### WORK TO COMPLETE
The required result is each line of the entries below containing the string "this".
::::
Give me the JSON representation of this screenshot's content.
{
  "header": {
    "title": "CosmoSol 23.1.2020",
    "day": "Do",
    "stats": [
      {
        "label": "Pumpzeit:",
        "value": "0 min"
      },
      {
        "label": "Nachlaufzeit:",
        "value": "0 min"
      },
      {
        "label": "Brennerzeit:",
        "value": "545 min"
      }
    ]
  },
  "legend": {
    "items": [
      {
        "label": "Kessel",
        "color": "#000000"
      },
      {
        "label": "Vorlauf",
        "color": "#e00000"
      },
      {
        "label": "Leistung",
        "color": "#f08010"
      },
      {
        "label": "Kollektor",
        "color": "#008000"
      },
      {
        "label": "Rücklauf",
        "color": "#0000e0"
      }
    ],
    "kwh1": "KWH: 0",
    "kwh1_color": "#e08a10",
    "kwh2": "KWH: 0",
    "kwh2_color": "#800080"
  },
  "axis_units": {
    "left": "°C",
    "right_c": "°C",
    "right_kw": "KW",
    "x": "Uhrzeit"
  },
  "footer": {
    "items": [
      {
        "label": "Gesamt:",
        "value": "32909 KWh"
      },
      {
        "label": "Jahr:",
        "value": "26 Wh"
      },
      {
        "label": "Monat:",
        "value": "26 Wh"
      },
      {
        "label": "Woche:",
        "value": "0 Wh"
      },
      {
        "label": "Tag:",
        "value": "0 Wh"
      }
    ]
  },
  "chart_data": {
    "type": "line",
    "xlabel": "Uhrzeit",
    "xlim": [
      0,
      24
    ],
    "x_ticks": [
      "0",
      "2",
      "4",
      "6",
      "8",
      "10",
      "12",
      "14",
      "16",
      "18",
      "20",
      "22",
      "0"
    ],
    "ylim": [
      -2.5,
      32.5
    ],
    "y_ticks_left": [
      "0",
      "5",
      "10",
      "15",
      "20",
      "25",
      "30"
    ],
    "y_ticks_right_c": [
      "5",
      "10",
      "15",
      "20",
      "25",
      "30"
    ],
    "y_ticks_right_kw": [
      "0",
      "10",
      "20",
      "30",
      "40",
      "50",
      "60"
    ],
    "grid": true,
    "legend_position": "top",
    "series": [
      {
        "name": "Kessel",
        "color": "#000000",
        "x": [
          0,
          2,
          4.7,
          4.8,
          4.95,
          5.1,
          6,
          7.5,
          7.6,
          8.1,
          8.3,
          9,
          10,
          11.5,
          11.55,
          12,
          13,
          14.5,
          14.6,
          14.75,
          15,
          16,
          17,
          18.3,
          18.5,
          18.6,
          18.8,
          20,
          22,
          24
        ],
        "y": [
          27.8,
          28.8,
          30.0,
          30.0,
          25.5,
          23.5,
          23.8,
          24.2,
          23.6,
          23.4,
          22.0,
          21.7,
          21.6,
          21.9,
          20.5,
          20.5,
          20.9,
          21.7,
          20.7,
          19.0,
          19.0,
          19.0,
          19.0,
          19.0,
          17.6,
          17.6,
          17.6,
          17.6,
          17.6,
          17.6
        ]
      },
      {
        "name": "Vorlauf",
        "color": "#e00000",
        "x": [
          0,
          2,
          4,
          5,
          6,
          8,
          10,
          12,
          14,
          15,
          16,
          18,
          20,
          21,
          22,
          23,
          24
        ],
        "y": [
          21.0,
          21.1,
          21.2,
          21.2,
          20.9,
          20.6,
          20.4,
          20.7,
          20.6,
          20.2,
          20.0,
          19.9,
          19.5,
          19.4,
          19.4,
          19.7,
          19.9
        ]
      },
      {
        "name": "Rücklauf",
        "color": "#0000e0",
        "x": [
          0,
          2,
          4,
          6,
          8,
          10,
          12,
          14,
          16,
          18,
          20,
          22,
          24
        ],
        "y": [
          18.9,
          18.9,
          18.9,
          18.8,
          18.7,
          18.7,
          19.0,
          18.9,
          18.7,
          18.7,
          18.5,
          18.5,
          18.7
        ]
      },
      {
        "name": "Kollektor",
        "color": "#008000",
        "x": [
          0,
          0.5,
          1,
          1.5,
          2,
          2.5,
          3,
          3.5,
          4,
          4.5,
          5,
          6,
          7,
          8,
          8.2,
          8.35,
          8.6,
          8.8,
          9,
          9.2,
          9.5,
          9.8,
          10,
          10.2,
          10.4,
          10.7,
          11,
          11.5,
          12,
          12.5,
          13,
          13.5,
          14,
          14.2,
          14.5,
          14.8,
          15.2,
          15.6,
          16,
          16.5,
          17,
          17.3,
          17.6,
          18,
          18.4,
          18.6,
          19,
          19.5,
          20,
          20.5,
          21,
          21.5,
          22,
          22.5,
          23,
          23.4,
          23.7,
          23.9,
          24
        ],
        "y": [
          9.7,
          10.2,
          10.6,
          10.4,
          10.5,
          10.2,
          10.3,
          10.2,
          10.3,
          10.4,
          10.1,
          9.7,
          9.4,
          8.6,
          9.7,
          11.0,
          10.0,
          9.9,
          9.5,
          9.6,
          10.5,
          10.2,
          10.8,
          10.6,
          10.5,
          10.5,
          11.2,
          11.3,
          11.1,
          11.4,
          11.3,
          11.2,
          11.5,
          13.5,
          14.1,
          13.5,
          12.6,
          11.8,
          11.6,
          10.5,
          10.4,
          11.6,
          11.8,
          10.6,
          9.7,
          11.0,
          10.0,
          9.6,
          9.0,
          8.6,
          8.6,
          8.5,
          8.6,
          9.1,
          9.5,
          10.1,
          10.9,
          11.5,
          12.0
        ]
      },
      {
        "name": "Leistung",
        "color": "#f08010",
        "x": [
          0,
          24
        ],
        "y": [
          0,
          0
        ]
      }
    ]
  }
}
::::
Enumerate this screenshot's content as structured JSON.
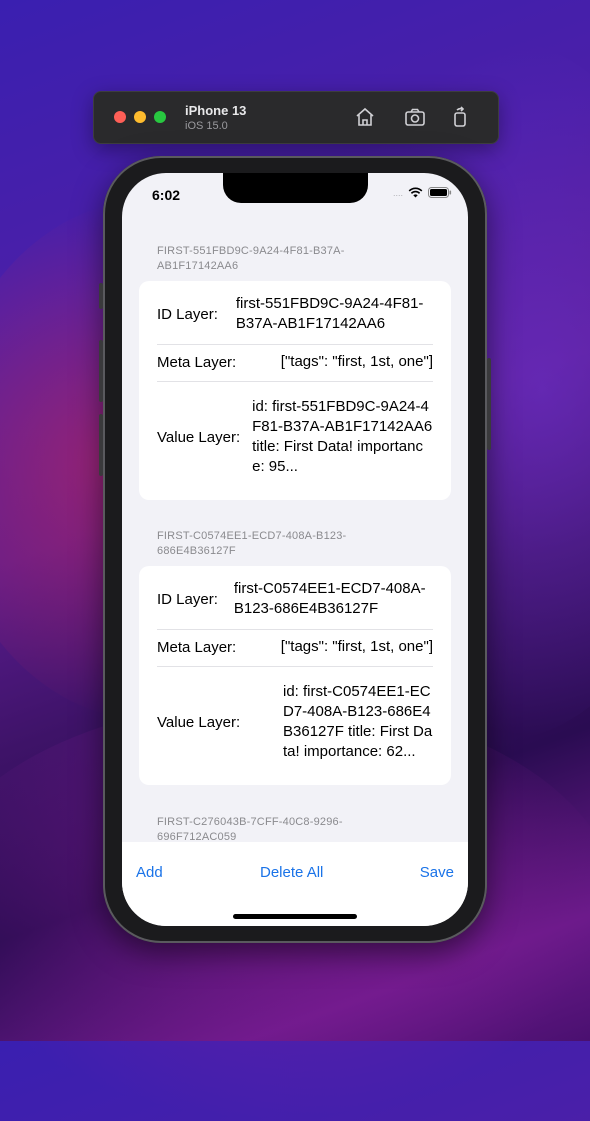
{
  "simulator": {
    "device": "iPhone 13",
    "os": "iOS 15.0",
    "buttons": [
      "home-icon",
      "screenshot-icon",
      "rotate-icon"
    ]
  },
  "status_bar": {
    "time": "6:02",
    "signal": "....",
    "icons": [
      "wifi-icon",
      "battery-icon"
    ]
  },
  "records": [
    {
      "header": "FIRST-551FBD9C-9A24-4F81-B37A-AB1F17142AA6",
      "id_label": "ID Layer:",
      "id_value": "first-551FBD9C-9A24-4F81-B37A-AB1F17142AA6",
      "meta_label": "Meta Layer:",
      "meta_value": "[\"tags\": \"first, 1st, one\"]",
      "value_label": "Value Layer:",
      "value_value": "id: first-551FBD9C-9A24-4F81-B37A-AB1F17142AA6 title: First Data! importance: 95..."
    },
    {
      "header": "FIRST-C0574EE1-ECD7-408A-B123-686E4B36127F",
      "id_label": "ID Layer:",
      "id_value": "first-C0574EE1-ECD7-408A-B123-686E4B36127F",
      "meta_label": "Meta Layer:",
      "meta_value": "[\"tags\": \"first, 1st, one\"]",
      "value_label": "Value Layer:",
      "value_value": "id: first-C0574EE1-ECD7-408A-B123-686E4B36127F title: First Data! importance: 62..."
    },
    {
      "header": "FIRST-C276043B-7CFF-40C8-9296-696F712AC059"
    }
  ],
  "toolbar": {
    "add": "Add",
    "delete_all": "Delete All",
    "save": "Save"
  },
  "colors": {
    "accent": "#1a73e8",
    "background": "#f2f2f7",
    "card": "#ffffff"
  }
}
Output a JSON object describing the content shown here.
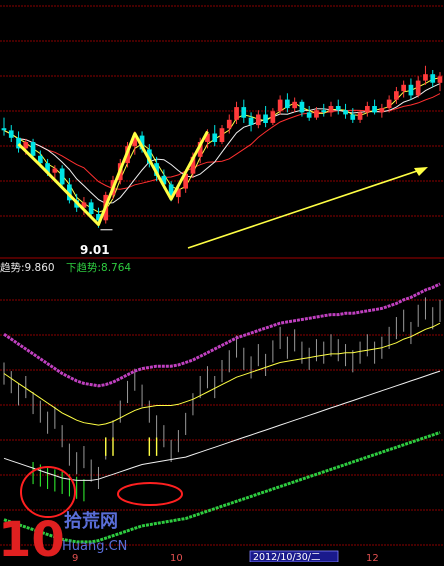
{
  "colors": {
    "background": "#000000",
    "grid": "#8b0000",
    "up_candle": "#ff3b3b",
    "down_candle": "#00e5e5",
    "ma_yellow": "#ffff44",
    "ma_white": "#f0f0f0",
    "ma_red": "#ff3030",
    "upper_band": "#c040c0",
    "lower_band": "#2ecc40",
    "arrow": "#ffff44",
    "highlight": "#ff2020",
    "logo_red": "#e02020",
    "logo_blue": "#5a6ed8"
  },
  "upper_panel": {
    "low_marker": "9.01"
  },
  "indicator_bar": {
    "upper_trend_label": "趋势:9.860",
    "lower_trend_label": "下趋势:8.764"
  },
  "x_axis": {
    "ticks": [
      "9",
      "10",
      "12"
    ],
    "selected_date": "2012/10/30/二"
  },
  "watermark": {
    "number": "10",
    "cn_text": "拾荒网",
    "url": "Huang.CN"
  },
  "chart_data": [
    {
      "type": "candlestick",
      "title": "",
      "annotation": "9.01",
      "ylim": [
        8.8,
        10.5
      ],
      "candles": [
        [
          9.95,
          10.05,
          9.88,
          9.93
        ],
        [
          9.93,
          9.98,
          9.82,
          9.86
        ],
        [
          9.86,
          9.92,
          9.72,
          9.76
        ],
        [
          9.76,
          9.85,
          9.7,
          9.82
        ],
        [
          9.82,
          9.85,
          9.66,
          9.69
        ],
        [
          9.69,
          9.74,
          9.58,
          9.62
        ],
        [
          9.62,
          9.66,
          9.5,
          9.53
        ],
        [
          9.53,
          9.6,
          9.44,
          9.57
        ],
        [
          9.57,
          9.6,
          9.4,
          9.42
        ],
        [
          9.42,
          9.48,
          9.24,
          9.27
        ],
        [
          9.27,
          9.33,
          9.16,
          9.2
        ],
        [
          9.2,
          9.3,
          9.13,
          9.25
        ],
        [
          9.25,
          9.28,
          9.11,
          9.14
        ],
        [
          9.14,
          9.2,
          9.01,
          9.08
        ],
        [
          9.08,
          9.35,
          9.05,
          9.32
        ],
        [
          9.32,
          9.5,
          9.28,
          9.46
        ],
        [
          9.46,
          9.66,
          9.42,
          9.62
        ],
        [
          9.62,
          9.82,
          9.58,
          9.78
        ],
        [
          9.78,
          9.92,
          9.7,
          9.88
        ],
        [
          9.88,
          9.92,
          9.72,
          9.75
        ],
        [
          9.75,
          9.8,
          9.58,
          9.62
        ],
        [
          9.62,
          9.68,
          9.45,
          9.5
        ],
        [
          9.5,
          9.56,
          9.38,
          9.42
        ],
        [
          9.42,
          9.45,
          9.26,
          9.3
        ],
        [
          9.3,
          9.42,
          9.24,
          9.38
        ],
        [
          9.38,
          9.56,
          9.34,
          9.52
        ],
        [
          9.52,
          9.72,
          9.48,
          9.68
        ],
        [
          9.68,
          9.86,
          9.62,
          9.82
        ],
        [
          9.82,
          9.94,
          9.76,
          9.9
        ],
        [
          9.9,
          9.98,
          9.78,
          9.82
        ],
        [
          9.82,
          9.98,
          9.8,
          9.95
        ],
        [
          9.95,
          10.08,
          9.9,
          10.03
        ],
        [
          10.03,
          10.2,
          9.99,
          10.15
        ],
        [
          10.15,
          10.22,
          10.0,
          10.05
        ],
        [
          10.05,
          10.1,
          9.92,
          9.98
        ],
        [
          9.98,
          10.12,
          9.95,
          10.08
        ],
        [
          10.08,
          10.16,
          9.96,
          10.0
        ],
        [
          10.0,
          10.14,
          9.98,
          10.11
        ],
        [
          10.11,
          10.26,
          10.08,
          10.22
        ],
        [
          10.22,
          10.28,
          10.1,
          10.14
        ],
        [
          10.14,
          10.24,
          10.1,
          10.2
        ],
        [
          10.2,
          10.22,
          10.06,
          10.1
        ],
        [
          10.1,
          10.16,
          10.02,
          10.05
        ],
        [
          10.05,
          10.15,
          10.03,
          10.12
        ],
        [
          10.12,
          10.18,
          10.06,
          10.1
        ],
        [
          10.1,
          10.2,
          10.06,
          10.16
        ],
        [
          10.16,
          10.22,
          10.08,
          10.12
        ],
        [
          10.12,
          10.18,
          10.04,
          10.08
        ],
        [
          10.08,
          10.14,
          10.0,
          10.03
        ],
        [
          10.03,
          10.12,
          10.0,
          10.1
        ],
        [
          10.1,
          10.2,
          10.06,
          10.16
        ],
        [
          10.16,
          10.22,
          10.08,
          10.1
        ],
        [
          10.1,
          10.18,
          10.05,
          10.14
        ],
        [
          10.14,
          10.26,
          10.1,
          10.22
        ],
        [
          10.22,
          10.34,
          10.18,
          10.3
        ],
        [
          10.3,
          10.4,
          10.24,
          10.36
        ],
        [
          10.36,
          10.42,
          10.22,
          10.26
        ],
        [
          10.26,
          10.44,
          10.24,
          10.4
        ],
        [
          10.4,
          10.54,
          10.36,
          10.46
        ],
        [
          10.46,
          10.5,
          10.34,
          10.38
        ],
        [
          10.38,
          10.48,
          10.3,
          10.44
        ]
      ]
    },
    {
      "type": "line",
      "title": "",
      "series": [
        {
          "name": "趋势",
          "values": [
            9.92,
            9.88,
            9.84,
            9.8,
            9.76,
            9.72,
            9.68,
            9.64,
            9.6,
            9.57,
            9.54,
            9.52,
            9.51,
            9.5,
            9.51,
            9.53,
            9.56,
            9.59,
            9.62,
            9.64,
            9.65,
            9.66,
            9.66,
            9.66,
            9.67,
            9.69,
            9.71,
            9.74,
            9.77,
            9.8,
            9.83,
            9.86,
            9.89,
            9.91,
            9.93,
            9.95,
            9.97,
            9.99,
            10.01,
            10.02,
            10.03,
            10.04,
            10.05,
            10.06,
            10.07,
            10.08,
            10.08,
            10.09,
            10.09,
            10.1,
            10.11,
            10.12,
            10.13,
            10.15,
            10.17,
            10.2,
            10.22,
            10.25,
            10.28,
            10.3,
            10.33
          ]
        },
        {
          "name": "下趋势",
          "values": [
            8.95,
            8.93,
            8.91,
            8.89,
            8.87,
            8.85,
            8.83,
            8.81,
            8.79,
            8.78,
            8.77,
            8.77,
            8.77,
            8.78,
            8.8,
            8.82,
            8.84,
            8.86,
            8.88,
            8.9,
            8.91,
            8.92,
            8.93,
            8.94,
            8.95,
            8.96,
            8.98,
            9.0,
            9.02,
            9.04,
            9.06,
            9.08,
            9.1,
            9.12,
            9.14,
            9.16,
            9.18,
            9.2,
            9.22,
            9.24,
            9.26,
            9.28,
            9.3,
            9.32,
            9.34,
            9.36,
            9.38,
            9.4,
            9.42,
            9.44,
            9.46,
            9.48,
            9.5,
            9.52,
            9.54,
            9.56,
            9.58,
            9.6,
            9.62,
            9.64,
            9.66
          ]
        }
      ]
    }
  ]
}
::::
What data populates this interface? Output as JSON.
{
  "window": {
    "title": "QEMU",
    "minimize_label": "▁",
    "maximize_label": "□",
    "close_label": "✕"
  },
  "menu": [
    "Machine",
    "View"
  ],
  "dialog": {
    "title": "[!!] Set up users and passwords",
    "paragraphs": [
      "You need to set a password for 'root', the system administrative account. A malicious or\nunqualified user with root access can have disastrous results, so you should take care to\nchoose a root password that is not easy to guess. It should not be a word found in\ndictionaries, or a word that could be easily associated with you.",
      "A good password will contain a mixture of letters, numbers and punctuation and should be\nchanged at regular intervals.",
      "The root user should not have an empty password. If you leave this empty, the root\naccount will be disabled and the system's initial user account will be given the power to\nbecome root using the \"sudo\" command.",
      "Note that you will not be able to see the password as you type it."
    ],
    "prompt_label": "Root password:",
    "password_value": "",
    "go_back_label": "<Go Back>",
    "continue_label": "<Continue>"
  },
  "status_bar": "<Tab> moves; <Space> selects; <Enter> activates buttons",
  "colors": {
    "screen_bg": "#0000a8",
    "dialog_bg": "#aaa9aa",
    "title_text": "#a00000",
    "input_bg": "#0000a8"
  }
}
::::
### OUTPUT BELOW
Give me the JSON representation of this screenshot's content.
Enumerate this screenshot's content as structured JSON.
What data populates this interface? Output as JSON.
      "The root user should not have an empty password. If you leave this empty, the root\naccount will be disabled and the system's initial user account will be given the power to\nbecome root using the \"sudo\" command.",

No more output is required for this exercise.